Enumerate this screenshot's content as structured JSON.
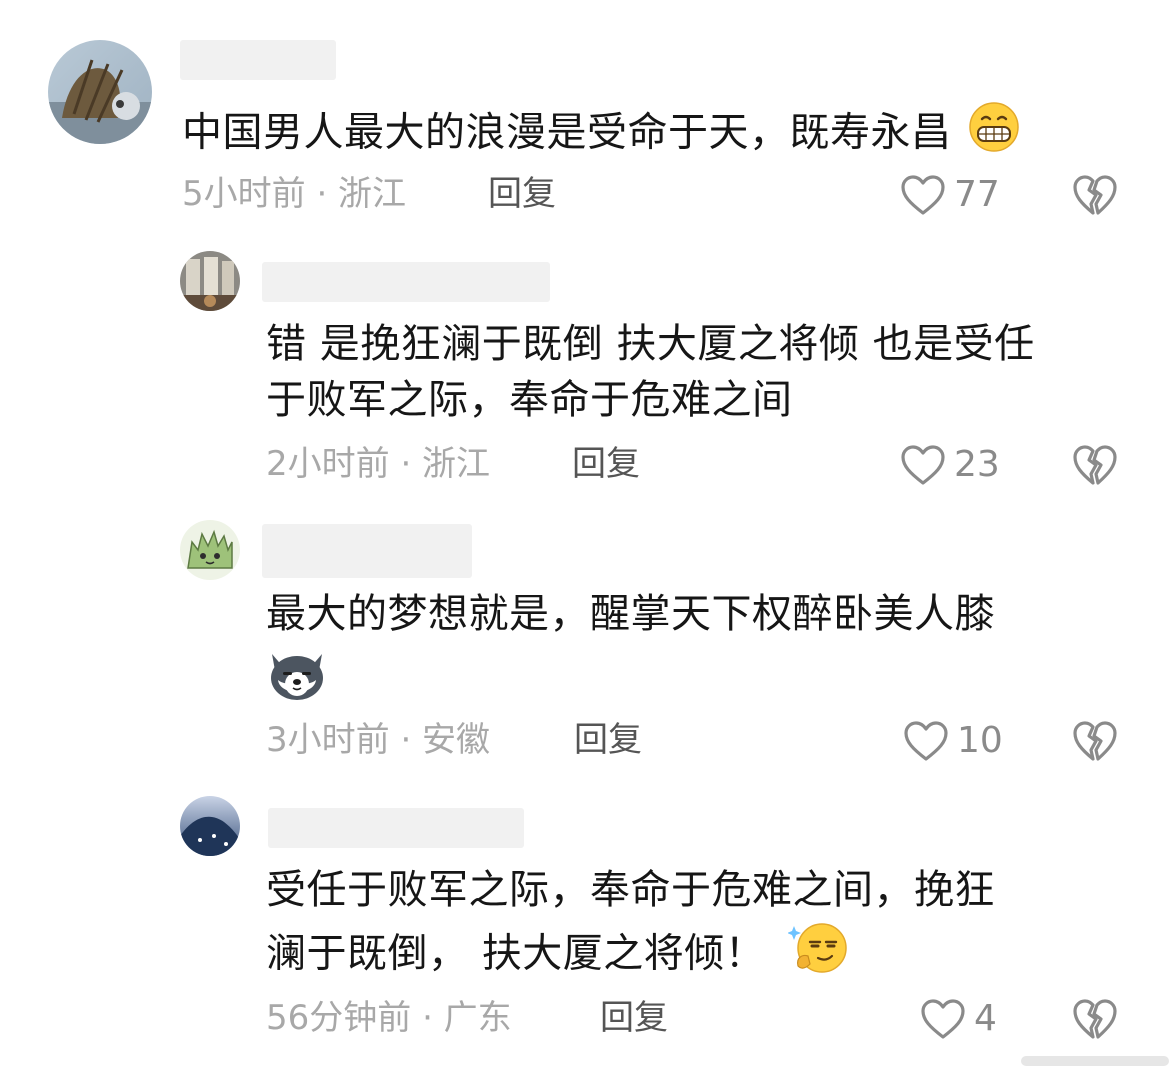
{
  "colors": {
    "text": "#161616",
    "meta": "#a8a8a8",
    "reply": "#555555",
    "icon": "#8a8a8a",
    "username_placeholder": "#f1f1f1"
  },
  "comments": [
    {
      "text_lines": [
        "中国男人最大的浪漫是受命于天，既寿永昌"
      ],
      "emoji": "grinning-face-emoji",
      "time_location": "5小时前 · 浙江",
      "reply_label": "回复",
      "likes": "77"
    },
    {
      "text_lines": [
        "错 是挽狂澜于既倒 扶大厦之将倾 也是受任",
        "于败军之际，奉命于危难之间"
      ],
      "time_location": "2小时前 · 浙江",
      "reply_label": "回复",
      "likes": "23"
    },
    {
      "text_lines": [
        "最大的梦想就是，醒掌天下权醉卧美人膝"
      ],
      "emoji": "husky-dog-emoji",
      "time_location": "3小时前 · 安徽",
      "reply_label": "回复",
      "likes": "10"
    },
    {
      "text_lines": [
        "受任于败军之际，奉命于危难之间，挽狂",
        "澜于既倒， 扶大厦之将倾！"
      ],
      "emoji": "thinking-smug-emoji",
      "time_location": "56分钟前 · 广东",
      "reply_label": "回复",
      "likes": "4"
    }
  ]
}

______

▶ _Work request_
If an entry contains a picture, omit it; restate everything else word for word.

▶ _Written response_
Enumerate this screenshot's content as structured JSON.
{
  "colors": {
    "text": "#161616",
    "meta": "#a8a8a8",
    "reply": "#555555",
    "icon": "#8a8a8a",
    "username_placeholder": "#f1f1f1"
  },
  "comments": [
    {
      "text_lines": [
        "中国男人最大的浪漫是受命于天，既寿永昌"
      ],
      "emoji": "grinning-face-emoji",
      "time_location": "5小时前 · 浙江",
      "reply_label": "回复",
      "likes": "77"
    },
    {
      "text_lines": [
        "错 是挽狂澜于既倒 扶大厦之将倾 也是受任",
        "于败军之际，奉命于危难之间"
      ],
      "time_location": "2小时前 · 浙江",
      "reply_label": "回复",
      "likes": "23"
    },
    {
      "text_lines": [
        "最大的梦想就是，醒掌天下权醉卧美人膝"
      ],
      "emoji": "husky-dog-emoji",
      "time_location": "3小时前 · 安徽",
      "reply_label": "回复",
      "likes": "10"
    },
    {
      "text_lines": [
        "受任于败军之际，奉命于危难之间，挽狂",
        "澜于既倒， 扶大厦之将倾！"
      ],
      "emoji": "thinking-smug-emoji",
      "time_location": "56分钟前 · 广东",
      "reply_label": "回复",
      "likes": "4"
    }
  ]
}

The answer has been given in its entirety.